── Dataset ──
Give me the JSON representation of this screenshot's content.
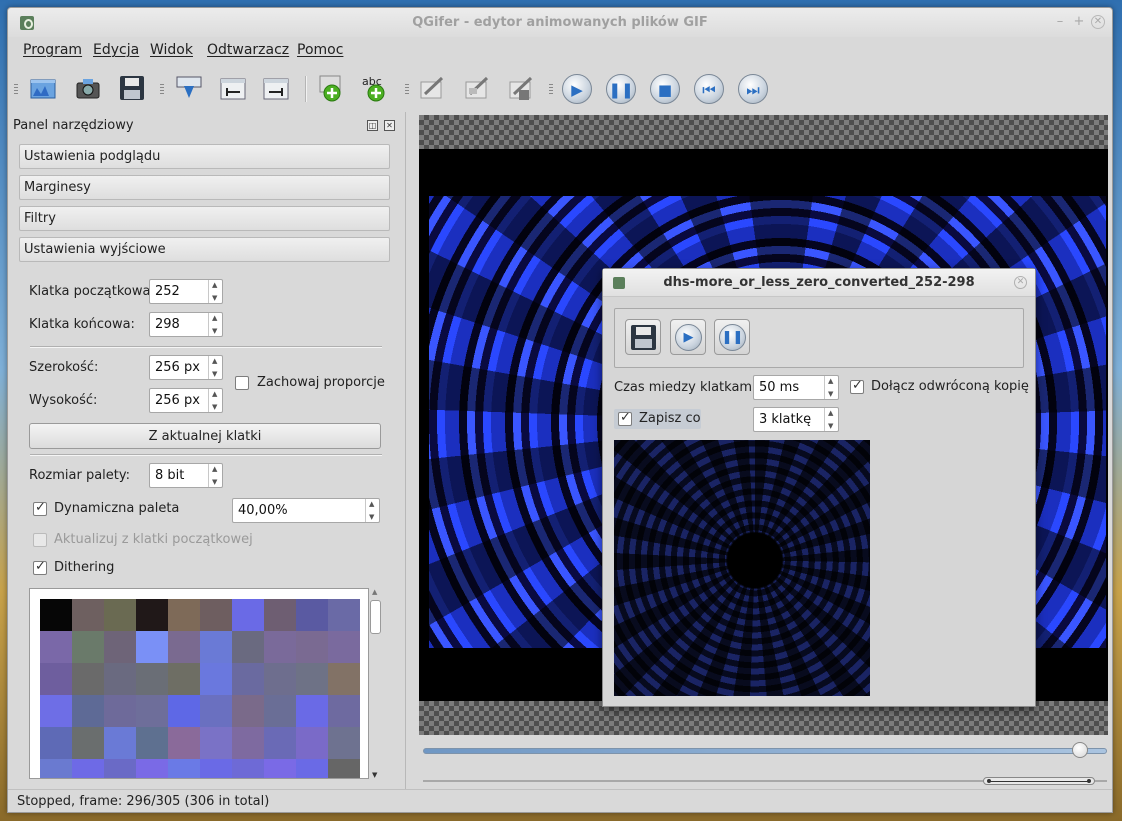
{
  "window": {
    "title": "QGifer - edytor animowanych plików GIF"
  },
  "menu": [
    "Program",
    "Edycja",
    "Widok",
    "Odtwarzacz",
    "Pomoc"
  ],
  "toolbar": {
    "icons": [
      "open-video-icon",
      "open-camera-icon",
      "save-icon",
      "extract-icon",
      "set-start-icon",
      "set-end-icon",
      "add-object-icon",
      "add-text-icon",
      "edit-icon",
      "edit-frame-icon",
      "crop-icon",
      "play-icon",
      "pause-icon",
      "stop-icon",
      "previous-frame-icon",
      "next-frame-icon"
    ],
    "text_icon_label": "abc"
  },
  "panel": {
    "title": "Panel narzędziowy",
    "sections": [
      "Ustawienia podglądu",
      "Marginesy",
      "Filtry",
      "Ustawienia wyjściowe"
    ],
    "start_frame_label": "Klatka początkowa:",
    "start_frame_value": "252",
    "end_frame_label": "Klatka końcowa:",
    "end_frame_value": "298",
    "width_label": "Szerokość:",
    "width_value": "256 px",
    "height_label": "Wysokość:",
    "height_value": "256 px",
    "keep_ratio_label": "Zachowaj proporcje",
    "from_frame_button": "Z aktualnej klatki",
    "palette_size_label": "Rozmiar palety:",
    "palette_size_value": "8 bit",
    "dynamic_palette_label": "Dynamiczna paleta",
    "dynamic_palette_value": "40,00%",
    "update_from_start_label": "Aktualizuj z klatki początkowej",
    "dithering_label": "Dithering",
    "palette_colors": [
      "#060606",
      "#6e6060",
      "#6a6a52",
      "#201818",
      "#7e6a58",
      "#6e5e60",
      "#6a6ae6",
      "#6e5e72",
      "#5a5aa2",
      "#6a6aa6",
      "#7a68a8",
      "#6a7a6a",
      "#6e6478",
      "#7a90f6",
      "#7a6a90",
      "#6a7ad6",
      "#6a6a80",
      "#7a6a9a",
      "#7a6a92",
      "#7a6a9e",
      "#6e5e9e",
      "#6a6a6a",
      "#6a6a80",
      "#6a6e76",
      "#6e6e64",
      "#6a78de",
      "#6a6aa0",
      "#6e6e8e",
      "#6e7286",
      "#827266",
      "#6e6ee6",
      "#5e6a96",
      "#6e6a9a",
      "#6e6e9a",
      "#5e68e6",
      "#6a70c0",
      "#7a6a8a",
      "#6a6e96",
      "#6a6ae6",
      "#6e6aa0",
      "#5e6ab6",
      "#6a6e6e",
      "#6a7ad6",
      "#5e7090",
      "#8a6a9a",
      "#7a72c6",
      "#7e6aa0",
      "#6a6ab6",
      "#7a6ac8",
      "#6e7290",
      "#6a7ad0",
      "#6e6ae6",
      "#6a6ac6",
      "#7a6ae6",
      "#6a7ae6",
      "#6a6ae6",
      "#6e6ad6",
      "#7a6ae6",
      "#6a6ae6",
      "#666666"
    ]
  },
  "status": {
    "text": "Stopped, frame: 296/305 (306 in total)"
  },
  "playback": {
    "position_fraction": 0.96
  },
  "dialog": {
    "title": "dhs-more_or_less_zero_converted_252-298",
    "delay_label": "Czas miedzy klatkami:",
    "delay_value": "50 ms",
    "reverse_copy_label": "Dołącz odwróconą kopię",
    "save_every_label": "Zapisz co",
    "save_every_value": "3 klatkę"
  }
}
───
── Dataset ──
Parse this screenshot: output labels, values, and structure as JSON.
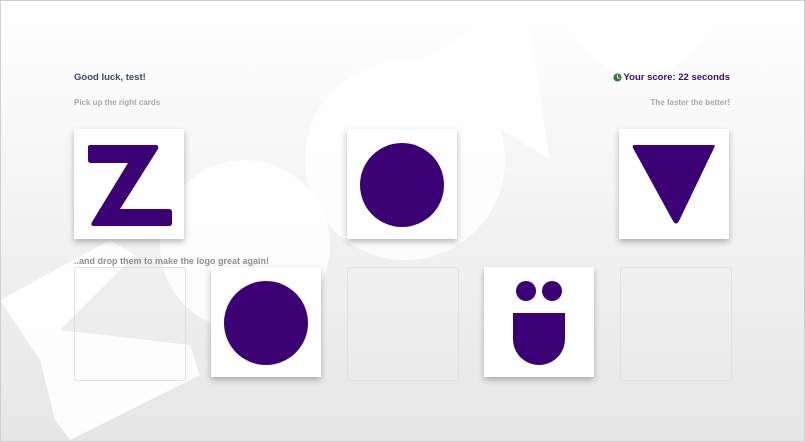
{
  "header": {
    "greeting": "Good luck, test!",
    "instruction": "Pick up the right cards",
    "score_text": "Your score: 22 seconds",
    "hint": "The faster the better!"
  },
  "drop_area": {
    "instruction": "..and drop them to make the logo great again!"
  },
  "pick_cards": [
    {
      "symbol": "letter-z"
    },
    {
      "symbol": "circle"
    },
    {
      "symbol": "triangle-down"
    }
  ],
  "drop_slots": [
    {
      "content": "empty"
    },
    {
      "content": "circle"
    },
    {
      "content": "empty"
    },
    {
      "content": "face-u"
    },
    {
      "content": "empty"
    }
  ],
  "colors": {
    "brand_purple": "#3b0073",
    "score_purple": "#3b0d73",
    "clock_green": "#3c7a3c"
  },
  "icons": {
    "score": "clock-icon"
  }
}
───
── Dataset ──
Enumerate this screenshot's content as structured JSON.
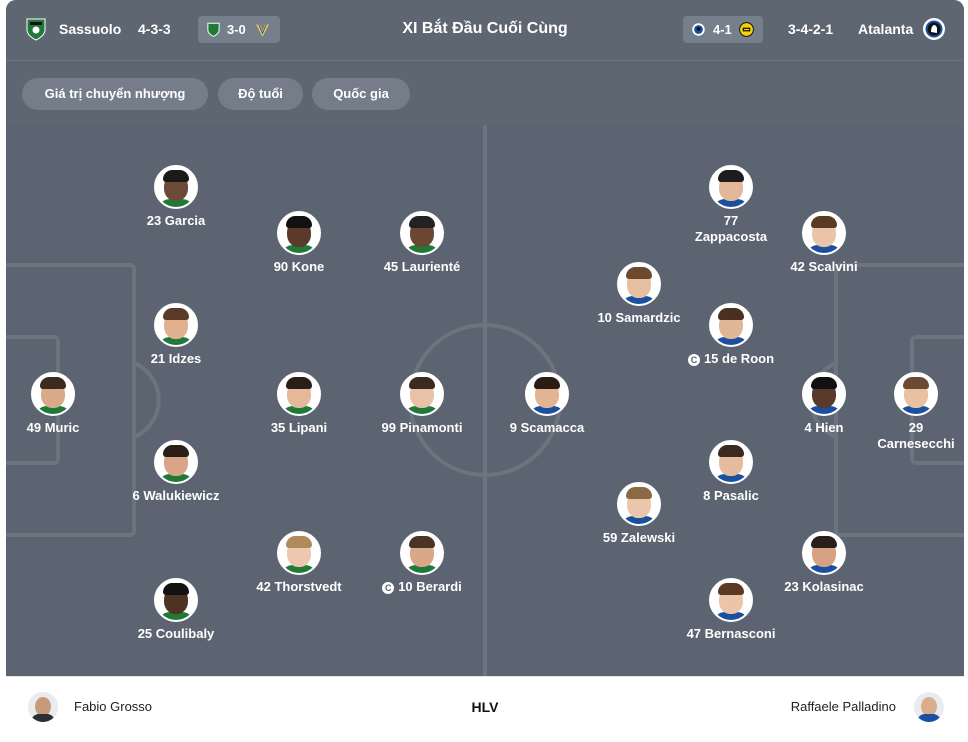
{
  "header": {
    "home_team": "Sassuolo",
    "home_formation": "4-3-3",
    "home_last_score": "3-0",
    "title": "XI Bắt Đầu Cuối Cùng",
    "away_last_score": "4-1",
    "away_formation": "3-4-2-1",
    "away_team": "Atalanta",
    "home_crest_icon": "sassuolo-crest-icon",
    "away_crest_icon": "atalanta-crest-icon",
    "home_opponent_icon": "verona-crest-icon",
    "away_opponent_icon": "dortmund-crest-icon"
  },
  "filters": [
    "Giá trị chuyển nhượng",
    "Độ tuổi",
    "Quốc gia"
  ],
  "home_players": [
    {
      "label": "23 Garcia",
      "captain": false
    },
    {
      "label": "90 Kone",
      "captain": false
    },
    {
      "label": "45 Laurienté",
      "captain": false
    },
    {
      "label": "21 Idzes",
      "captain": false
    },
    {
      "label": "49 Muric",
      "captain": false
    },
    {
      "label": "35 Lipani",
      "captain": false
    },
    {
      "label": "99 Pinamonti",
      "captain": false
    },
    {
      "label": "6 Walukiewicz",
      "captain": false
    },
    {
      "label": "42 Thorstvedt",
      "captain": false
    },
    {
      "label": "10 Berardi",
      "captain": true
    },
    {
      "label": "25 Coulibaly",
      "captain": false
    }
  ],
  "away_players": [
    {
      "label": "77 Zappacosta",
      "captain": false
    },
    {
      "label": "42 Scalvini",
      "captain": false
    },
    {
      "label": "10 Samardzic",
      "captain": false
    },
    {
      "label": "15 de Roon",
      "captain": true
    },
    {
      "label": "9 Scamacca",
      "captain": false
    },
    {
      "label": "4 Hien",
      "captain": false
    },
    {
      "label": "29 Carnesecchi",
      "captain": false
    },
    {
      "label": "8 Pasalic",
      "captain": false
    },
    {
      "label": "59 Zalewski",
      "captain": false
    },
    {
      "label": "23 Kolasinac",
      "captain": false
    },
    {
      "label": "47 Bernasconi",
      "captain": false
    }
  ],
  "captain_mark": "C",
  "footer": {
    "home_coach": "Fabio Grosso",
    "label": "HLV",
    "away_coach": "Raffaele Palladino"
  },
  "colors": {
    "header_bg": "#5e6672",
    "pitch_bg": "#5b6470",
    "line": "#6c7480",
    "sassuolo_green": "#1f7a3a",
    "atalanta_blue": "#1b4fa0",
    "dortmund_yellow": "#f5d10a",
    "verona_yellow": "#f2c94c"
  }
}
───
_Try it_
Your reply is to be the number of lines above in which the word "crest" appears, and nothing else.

_Answer for this exercise_
4